Ministry ready to defend clemency for Corby
The Law and Human Rights Ministry says President Susilo Bambang Yudhoyono’s clemency for Australian drug smuggler Schapelle Corby is legally appropriate, and it will defend any legal challenges.
Law and Human Rights Deputy Minister Denny Indrayana said on Friday there was nothing wrong with taking legal action against the President’s decision. However he confirmed his office would defend the five-year sentence cut for the Australian convict.
“Go ahead. Every citizen has a right to do these things,” he said, adding that critics should also see the act of clemency from the point of view of improving Indonesia-Australia relations and not just from that of drug enforcement.
Denny made the statement in response to the Anti-Narcotic National Movement (Granat), which reportedly plans to file a lawsuit against the President in the Jakarta State Administrative Court (PTUN).

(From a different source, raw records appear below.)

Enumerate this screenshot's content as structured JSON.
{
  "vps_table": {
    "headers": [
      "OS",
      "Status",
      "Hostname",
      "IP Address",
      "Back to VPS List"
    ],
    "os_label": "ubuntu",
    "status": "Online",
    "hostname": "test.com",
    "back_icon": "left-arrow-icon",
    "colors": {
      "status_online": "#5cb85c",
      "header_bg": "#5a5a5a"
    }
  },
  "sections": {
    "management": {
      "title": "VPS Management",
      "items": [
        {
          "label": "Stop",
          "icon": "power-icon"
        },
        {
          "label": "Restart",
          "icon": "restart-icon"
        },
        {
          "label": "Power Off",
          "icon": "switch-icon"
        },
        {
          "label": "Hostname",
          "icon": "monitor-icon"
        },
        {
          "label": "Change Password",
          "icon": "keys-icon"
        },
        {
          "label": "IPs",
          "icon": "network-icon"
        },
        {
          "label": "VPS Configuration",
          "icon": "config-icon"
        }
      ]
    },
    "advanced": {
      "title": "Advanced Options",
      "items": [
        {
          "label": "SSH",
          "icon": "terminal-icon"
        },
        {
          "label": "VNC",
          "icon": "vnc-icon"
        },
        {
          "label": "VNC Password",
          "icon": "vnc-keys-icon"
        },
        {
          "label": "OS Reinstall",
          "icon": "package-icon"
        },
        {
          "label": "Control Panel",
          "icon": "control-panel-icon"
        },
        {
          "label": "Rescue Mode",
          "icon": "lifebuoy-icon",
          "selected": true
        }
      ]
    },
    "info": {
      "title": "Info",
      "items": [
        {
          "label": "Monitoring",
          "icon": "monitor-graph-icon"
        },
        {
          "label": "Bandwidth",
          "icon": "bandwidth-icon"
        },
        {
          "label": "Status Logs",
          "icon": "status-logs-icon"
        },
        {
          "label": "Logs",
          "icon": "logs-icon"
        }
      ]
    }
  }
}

According to Granat, the President’s clemency violated the idea of good governance and the country’s moral principles. In addition to Granat, several other groups, as well as individuals, have also slammed the clemency, saying it was evidence of Indonesia’s weak diplomacy.
“The clemency indicates that our government is unable to perform as well as the Australian government in terms of protecting its people, as hundreds of Indonesians, many underage, are still being detained in penitentiaries in Australia. We regret the President’s priority in granting Corby clemency instead of working for the release of those Indonesians,” Human Rights Working Group (HRWG) said in a statement.
Corby’s sentence reduction was first confirmed by the presidential spokesman noting that President Yudhoyono had signed it on May 15.
Corby, 34, was arrested in 2004 for smuggling 4.1 kilograms of marijuana from Australia into Bali in a body-board bag. The Denpasar District Court sentenced her to 20 years in prison on May 27, 2005.
She first launched her bid for clemency in March 2010, arguing that she was suffering from a mental illness, as well as struggling to cope with life inside Bali’s notorious Kerobokan Penitentiary, where she is serving her sentence.
Since being arrested in 2004, Corby has served seven years and seven months on remand and in prison. Taken together with a series of remissions, the latest clemency and the maximum discount for good behavior, she may be eligible for parole by August.
Debate has focused on the possibility that Corby’s clemency is an attempt to bargain with the Australian government to release Indonesians detained in Australia.
On Friday, Foreign Minister Marty Natalegawa denied that either the Indonesian or Australian governments had arranged such a bargain prior to issuing Corby’s clemency.
“The government never made such an arrangement with the Australian government. We don’t exchange prisoners. And as far as Corby is concerned, things have been arranged according to the legal process.”
“I don’t need to comment further on this because the Law and Human Rights Ministry has spoken for the government. However, I must say that what has been done by the Australian government regarding Corby reflects their commitment to protecting their citizens. The Indonesian government is also committed to doing the same,” Marty told reporters at his office.
Law and Human Rights Minister Amir Syamsuddin had previously said that Corby’s release “should encourage Australia to release Indonesians detained in Australia or reduce their sentences”. (asa/png)